DIRECTIONS:
Find every line in the records that holds the string "icon". Copy each one.

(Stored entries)
==============================
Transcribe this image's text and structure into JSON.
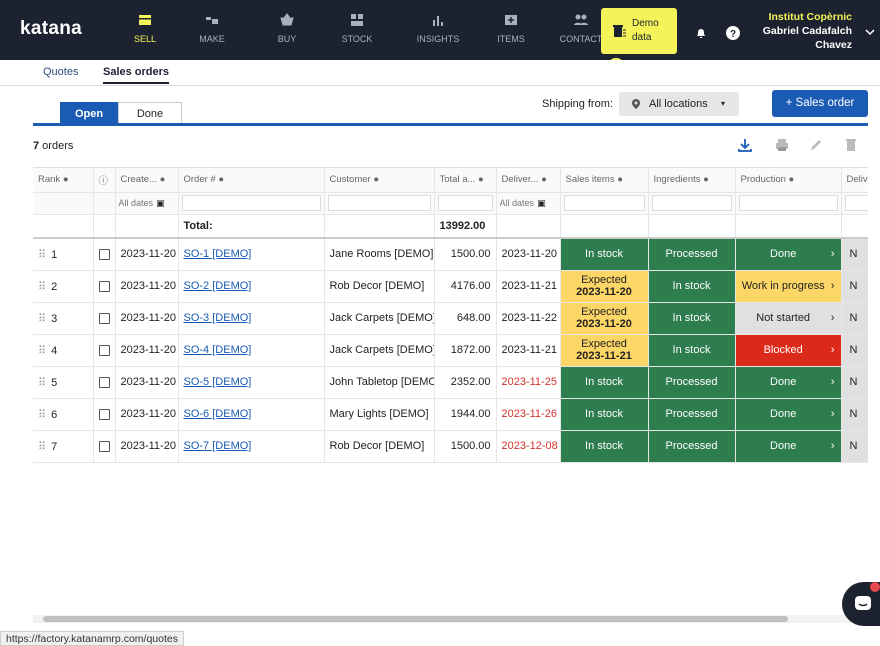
{
  "app": {
    "logo": "katana"
  },
  "nav": [
    {
      "label": "SELL",
      "icon": "sell-icon",
      "active": true
    },
    {
      "label": "MAKE",
      "icon": "make-icon",
      "active": false
    },
    {
      "label": "BUY",
      "icon": "buy-icon",
      "active": false
    },
    {
      "label": "STOCK",
      "icon": "stock-icon",
      "active": false
    },
    {
      "label": "INSIGHTS",
      "icon": "insights-icon",
      "active": false
    },
    {
      "label": "ITEMS",
      "icon": "items-icon",
      "active": false
    },
    {
      "label": "CONTACT",
      "icon": "contacts-icon",
      "active": false
    }
  ],
  "demo": {
    "label_line1": "Demo",
    "label_line2": "data",
    "plus": "+"
  },
  "company": {
    "name": "Institut Copèrnic",
    "user_line1": "Gabriel Cadafalch",
    "user_line2": "Chavez"
  },
  "subtabs": {
    "quotes": "Quotes",
    "sales_orders": "Sales orders"
  },
  "filters": {
    "open": "Open",
    "done": "Done"
  },
  "shipping": {
    "label": "Shipping from:",
    "location": "All locations"
  },
  "actions": {
    "sales_order": "+  Sales order"
  },
  "orders": {
    "count": "7",
    "suffix": " orders"
  },
  "columns": {
    "rank": "Rank",
    "created": "Create...",
    "order": "Order #",
    "customer": "Customer",
    "total": "Total a...",
    "delivery": "Deliver...",
    "sales_items": "Sales items",
    "ingredients": "Ingredients",
    "production": "Production",
    "delivery2": "Deliv"
  },
  "filter_row": {
    "created": "All dates",
    "delivery": "All dates"
  },
  "totals": {
    "label": "Total:",
    "value": "13992.00"
  },
  "rows": [
    {
      "rank": "1",
      "created": "2023-11-20",
      "order": "SO-1 [DEMO]",
      "customer": "Jane Rooms [DEMO]",
      "total": "1500.00",
      "delivery": "2023-11-20",
      "delivery_late": false,
      "sales": "In stock",
      "sales2": "",
      "sales_color": "green",
      "ingredients": "Processed",
      "ing_color": "green",
      "production": "Done",
      "prod_color": "green",
      "last": "N"
    },
    {
      "rank": "2",
      "created": "2023-11-20",
      "order": "SO-2 [DEMO]",
      "customer": "Rob Decor [DEMO]",
      "total": "4176.00",
      "delivery": "2023-11-21",
      "delivery_late": false,
      "sales": "Expected",
      "sales2": "2023-11-20",
      "sales_color": "yellow",
      "ingredients": "In stock",
      "ing_color": "green",
      "production": "Work in progress",
      "prod_color": "yellow",
      "last": "N"
    },
    {
      "rank": "3",
      "created": "2023-11-20",
      "order": "SO-3 [DEMO]",
      "customer": "Jack Carpets [DEMO]",
      "total": "648.00",
      "delivery": "2023-11-22",
      "delivery_late": false,
      "sales": "Expected",
      "sales2": "2023-11-20",
      "sales_color": "yellow",
      "ingredients": "In stock",
      "ing_color": "green",
      "production": "Not started",
      "prod_color": "grey",
      "last": "N"
    },
    {
      "rank": "4",
      "created": "2023-11-20",
      "order": "SO-4 [DEMO]",
      "customer": "Jack Carpets [DEMO]",
      "total": "1872.00",
      "delivery": "2023-11-21",
      "delivery_late": false,
      "sales": "Expected",
      "sales2": "2023-11-21",
      "sales_color": "yellow",
      "ingredients": "In stock",
      "ing_color": "green",
      "production": "Blocked",
      "prod_color": "red",
      "last": "N"
    },
    {
      "rank": "5",
      "created": "2023-11-20",
      "order": "SO-5 [DEMO]",
      "customer": "John Tabletop [DEMO",
      "total": "2352.00",
      "delivery": "2023-11-25",
      "delivery_late": true,
      "sales": "In stock",
      "sales2": "",
      "sales_color": "green",
      "ingredients": "Processed",
      "ing_color": "green",
      "production": "Done",
      "prod_color": "green",
      "last": "N"
    },
    {
      "rank": "6",
      "created": "2023-11-20",
      "order": "SO-6 [DEMO]",
      "customer": "Mary Lights [DEMO]",
      "total": "1944.00",
      "delivery": "2023-11-26",
      "delivery_late": true,
      "sales": "In stock",
      "sales2": "",
      "sales_color": "green",
      "ingredients": "Processed",
      "ing_color": "green",
      "production": "Done",
      "prod_color": "green",
      "last": "N"
    },
    {
      "rank": "7",
      "created": "2023-11-20",
      "order": "SO-7 [DEMO]",
      "customer": "Rob Decor [DEMO]",
      "total": "1500.00",
      "delivery": "2023-12-08",
      "delivery_late": true,
      "sales": "In stock",
      "sales2": "",
      "sales_color": "green",
      "ingredients": "Processed",
      "ing_color": "green",
      "production": "Done",
      "prod_color": "green",
      "last": "N"
    }
  ],
  "status_bar": {
    "url": "https://factory.katanamrp.com/quotes"
  },
  "colors": {
    "topbar": "#1d2230",
    "accent_yellow": "#f4f35a",
    "primary_blue": "#1c5bb3",
    "status_green": "#2e7d4f",
    "status_yellow": "#fcd666",
    "status_red": "#dc2a1a",
    "late_red": "#d8312b"
  }
}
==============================
TASK RESPONSE:
      "icon": "sell-icon",
      "icon": "make-icon",
      "icon": "buy-icon",
      "icon": "stock-icon",
      "icon": "insights-icon",
      "icon": "items-icon",
      "icon": "contacts-icon",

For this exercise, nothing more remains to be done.